DATA SHOWN>
▼▼▼
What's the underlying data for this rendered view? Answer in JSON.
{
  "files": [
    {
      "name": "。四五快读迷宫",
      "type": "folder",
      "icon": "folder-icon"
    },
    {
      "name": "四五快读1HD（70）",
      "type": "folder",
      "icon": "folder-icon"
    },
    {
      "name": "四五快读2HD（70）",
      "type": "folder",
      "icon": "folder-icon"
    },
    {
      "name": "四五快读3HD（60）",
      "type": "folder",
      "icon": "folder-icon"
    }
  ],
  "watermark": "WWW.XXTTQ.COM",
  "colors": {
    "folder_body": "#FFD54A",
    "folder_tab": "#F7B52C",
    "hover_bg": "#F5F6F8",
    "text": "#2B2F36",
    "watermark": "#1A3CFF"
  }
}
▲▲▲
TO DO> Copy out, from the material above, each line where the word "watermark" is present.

EXERCISE ANSWER>
  "watermark": "WWW.XXTTQ.COM",
    "watermark": "#1A3CFF"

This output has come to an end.